● **MATERIAL SHOWN**:
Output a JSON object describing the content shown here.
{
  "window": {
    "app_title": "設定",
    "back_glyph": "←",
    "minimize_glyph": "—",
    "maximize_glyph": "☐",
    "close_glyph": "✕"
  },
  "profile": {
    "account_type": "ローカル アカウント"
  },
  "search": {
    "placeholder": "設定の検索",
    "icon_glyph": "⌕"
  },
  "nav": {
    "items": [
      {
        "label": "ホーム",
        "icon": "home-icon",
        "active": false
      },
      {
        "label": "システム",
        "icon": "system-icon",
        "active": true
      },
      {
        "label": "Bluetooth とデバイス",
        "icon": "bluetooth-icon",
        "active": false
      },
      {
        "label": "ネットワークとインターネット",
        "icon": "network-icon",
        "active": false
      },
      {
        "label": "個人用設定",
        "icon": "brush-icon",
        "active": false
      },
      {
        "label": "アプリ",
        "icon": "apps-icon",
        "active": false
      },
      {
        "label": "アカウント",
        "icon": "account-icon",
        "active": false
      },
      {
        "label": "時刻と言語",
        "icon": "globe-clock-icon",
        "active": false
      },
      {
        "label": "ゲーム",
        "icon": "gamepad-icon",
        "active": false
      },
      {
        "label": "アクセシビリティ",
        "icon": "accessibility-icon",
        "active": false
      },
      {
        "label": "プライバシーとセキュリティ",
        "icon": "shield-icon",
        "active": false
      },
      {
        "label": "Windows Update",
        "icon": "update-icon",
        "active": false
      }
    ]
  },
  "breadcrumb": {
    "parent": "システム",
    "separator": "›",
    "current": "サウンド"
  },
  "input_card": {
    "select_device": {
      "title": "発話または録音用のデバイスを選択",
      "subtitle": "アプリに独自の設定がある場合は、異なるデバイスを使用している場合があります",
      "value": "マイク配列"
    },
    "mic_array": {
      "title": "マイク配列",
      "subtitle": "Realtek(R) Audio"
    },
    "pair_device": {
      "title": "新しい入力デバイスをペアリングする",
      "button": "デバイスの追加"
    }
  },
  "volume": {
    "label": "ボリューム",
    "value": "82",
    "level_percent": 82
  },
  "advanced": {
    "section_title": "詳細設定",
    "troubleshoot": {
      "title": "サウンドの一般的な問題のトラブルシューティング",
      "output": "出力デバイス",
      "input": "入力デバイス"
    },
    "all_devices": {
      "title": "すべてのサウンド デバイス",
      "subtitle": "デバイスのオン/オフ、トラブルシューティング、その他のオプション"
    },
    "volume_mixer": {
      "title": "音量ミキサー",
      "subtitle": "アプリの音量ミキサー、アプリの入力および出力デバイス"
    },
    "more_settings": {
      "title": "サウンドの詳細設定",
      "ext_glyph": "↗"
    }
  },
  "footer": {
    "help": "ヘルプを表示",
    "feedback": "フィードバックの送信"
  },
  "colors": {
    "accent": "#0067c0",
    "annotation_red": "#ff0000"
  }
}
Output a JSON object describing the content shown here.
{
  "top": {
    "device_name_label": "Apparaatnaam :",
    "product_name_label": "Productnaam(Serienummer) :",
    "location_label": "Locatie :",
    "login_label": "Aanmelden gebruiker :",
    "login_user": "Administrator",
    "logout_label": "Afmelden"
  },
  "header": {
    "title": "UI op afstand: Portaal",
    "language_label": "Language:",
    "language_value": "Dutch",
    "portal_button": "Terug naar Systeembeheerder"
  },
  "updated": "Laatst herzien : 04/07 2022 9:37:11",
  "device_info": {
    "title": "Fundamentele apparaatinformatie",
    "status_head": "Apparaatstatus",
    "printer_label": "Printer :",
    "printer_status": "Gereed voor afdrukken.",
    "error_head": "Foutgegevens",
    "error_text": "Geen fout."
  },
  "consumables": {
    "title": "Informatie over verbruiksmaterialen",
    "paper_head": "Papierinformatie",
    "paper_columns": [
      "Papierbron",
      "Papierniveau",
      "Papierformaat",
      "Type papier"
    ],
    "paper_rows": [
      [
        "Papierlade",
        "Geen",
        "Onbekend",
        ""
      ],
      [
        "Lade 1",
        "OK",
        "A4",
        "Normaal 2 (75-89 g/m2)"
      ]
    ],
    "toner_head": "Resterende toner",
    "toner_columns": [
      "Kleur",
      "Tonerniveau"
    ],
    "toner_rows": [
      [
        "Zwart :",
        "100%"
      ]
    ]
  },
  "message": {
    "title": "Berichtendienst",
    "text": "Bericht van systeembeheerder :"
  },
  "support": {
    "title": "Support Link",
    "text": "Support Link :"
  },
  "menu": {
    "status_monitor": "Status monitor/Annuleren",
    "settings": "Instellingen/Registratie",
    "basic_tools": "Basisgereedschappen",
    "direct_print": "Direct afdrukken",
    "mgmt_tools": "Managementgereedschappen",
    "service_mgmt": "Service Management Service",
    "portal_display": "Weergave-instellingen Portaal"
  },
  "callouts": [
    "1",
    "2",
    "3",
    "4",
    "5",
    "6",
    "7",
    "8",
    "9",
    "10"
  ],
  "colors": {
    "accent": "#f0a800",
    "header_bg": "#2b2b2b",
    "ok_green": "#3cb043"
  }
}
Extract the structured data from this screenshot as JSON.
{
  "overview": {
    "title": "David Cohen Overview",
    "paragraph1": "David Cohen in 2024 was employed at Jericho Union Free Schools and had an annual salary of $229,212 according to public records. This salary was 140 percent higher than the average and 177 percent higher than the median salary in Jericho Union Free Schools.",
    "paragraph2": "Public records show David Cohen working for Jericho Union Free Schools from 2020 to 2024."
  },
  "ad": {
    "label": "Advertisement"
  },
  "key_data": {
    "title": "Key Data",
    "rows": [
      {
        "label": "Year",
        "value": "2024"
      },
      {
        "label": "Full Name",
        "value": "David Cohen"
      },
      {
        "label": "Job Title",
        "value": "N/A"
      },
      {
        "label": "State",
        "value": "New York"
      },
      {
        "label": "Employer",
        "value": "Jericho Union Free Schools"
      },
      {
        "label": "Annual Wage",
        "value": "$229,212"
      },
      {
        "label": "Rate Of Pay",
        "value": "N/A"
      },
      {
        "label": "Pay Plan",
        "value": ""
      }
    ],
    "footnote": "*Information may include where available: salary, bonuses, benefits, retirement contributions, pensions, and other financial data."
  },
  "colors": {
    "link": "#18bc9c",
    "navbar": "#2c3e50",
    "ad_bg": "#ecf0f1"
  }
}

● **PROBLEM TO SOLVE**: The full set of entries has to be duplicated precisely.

● **EXERCISE RESPONSE**:
Output a JSON object describing the content shown here.
{
  "window": {
    "app_title": "設定",
    "back_glyph": "←",
    "minimize_glyph": "—",
    "maximize_glyph": "☐",
    "close_glyph": "✕"
  },
  "profile": {
    "account_type": "ローカル アカウント"
  },
  "search": {
    "placeholder": "設定の検索",
    "icon_glyph": "⌕"
  },
  "nav": {
    "items": [
      {
        "label": "ホーム",
        "icon": "home-icon",
        "active": false
      },
      {
        "label": "システム",
        "icon": "system-icon",
        "active": true
      },
      {
        "label": "Bluetooth とデバイス",
        "icon": "bluetooth-icon",
        "active": false
      },
      {
        "label": "ネットワークとインターネット",
        "icon": "network-icon",
        "active": false
      },
      {
        "label": "個人用設定",
        "icon": "brush-icon",
        "active": false
      },
      {
        "label": "アプリ",
        "icon": "apps-icon",
        "active": false
      },
      {
        "label": "アカウント",
        "icon": "account-icon",
        "active": false
      },
      {
        "label": "時刻と言語",
        "icon": "globe-clock-icon",
        "active": false
      },
      {
        "label": "ゲーム",
        "icon": "gamepad-icon",
        "active": false
      },
      {
        "label": "アクセシビリティ",
        "icon": "accessibility-icon",
        "active": false
      },
      {
        "label": "プライバシーとセキュリティ",
        "icon": "shield-icon",
        "active": false
      },
      {
        "label": "Windows Update",
        "icon": "update-icon",
        "active": false
      }
    ]
  },
  "breadcrumb": {
    "parent": "システム",
    "separator": "›",
    "current": "サウンド"
  },
  "input_card": {
    "select_device": {
      "title": "発話または録音用のデバイスを選択",
      "subtitle": "アプリに独自の設定がある場合は、異なるデバイスを使用している場合があります",
      "value": "マイク配列"
    },
    "mic_array": {
      "title": "マイク配列",
      "subtitle": "Realtek(R) Audio"
    },
    "pair_device": {
      "title": "新しい入力デバイスをペアリングする",
      "button": "デバイスの追加"
    }
  },
  "volume": {
    "label": "ボリューム",
    "value": "82",
    "level_percent": 82
  },
  "advanced": {
    "section_title": "詳細設定",
    "troubleshoot": {
      "title": "サウンドの一般的な問題のトラブルシューティング",
      "output": "出力デバイス",
      "input": "入力デバイス"
    },
    "all_devices": {
      "title": "すべてのサウンド デバイス",
      "subtitle": "デバイスのオン/オフ、トラブルシューティング、その他のオプション"
    },
    "volume_mixer": {
      "title": "音量ミキサー",
      "subtitle": "アプリの音量ミキサー、アプリの入力および出力デバイス"
    },
    "more_settings": {
      "title": "サウンドの詳細設定",
      "ext_glyph": "↗"
    }
  },
  "footer": {
    "help": "ヘルプを表示",
    "feedback": "フィードバックの送信"
  },
  "colors": {
    "accent": "#0067c0",
    "annotation_red": "#ff0000"
  }
}
Output a JSON object describing the content shown here.
{
  "top": {
    "device_name_label": "Apparaatnaam :",
    "product_name_label": "Productnaam(Serienummer) :",
    "location_label": "Locatie :",
    "login_label": "Aanmelden gebruiker :",
    "login_user": "Administrator",
    "logout_label": "Afmelden"
  },
  "header": {
    "title": "UI op afstand: Portaal",
    "language_label": "Language:",
    "language_value": "Dutch",
    "portal_button": "Terug naar Systeembeheerder"
  },
  "updated": "Laatst herzien : 04/07 2022 9:37:11",
  "device_info": {
    "title": "Fundamentele apparaatinformatie",
    "status_head": "Apparaatstatus",
    "printer_label": "Printer :",
    "printer_status": "Gereed voor afdrukken.",
    "error_head": "Foutgegevens",
    "error_text": "Geen fout."
  },
  "consumables": {
    "title": "Informatie over verbruiksmaterialen",
    "paper_head": "Papierinformatie",
    "paper_columns": [
      "Papierbron",
      "Papierniveau",
      "Papierformaat",
      "Type papier"
    ],
    "paper_rows": [
      [
        "Papierlade",
        "Geen",
        "Onbekend",
        ""
      ],
      [
        "Lade 1",
        "OK",
        "A4",
        "Normaal 2 (75-89 g/m2)"
      ]
    ],
    "toner_head": "Resterende toner",
    "toner_columns": [
      "Kleur",
      "Tonerniveau"
    ],
    "toner_rows": [
      [
        "Zwart :",
        "100%"
      ]
    ]
  },
  "message": {
    "title": "Berichtendienst",
    "text": "Bericht van systeembeheerder :"
  },
  "support": {
    "title": "Support Link",
    "text": "Support Link :"
  },
  "menu": {
    "status_monitor": "Status monitor/Annuleren",
    "settings": "Instellingen/Registratie",
    "basic_tools": "Basisgereedschappen",
    "direct_print": "Direct afdrukken",
    "mgmt_tools": "Managementgereedschappen",
    "service_mgmt": "Service Management Service",
    "portal_display": "Weergave-instellingen Portaal"
  },
  "callouts": [
    "1",
    "2",
    "3",
    "4",
    "5",
    "6",
    "7",
    "8",
    "9",
    "10"
  ],
  "colors": {
    "accent": "#f0a800",
    "header_bg": "#2b2b2b",
    "ok_green": "#3cb043"
  }
}
Extract the structured data from this screenshot as JSON.
{
  "overview": {
    "title": "David Cohen Overview",
    "paragraph1": "David Cohen in 2024 was employed at Jericho Union Free Schools and had an annual salary of $229,212 according to public records. This salary was 140 percent higher than the average and 177 percent higher than the median salary in Jericho Union Free Schools.",
    "paragraph2": "Public records show David Cohen working for Jericho Union Free Schools from 2020 to 2024."
  },
  "ad": {
    "label": "Advertisement"
  },
  "key_data": {
    "title": "Key Data",
    "rows": [
      {
        "label": "Year",
        "value": "2024"
      },
      {
        "label": "Full Name",
        "value": "David Cohen"
      },
      {
        "label": "Job Title",
        "value": "N/A"
      },
      {
        "label": "State",
        "value": "New York"
      },
      {
        "label": "Employer",
        "value": "Jericho Union Free Schools"
      },
      {
        "label": "Annual Wage",
        "value": "$229,212"
      },
      {
        "label": "Rate Of Pay",
        "value": "N/A"
      },
      {
        "label": "Pay Plan",
        "value": ""
      }
    ],
    "footnote": "*Information may include where available: salary, bonuses, benefits, retirement contributions, pensions, and other financial data."
  },
  "colors": {
    "link": "#18bc9c",
    "navbar": "#2c3e50",
    "ad_bg": "#ecf0f1"
  }
}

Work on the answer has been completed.